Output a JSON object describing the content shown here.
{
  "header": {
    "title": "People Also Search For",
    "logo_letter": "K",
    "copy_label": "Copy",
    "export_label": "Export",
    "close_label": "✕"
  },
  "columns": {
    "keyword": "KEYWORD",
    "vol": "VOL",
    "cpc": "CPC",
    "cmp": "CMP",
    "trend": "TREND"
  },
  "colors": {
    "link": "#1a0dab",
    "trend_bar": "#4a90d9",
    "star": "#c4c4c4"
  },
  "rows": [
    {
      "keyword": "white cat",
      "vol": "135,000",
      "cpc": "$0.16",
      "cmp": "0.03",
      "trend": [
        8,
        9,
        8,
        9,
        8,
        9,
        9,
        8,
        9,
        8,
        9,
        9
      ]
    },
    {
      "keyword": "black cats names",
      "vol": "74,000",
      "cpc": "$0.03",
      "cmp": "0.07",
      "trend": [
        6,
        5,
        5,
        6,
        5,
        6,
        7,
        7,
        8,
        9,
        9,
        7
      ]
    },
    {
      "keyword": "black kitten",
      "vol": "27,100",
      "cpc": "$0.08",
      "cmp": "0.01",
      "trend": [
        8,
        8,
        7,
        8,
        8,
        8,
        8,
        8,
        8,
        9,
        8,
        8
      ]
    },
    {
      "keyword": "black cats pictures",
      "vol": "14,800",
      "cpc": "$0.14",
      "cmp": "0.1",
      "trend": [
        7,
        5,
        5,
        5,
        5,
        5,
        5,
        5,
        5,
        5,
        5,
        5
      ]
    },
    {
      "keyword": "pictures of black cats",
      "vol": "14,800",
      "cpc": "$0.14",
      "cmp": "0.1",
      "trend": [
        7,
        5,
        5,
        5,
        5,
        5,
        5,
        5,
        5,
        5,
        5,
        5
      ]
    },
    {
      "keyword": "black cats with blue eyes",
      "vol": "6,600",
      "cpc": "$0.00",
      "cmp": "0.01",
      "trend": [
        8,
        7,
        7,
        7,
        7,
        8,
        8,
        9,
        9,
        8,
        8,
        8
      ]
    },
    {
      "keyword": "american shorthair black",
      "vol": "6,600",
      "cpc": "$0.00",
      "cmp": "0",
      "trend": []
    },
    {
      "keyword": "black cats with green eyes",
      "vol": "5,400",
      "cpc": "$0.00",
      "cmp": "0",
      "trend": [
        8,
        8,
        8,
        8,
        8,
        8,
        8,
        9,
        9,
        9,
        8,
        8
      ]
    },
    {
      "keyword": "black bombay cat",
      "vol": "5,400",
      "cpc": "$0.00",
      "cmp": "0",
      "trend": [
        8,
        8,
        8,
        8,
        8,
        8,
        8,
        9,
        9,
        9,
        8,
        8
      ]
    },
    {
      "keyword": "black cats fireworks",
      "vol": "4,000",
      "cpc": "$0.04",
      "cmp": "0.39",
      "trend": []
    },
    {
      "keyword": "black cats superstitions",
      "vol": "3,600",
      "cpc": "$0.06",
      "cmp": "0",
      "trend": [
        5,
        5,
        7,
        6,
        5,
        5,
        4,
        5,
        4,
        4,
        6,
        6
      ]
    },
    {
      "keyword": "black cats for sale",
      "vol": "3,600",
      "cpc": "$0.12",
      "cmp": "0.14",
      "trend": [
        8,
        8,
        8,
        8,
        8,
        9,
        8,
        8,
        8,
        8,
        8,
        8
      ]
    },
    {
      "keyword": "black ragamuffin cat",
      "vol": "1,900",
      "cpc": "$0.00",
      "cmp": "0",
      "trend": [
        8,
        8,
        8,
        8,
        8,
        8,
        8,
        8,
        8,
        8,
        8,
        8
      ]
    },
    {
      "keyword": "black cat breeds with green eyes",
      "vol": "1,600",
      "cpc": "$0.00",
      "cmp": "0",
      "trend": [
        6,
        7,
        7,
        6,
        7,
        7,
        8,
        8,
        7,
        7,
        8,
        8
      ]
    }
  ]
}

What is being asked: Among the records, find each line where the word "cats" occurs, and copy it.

Exercise result:
      "keyword": "black cats names",
      "keyword": "black cats pictures",
      "keyword": "pictures of black cats",
      "keyword": "black cats with blue eyes",
      "keyword": "black cats with green eyes",
      "keyword": "black cats fireworks",
      "keyword": "black cats superstitions",
      "keyword": "black cats for sale",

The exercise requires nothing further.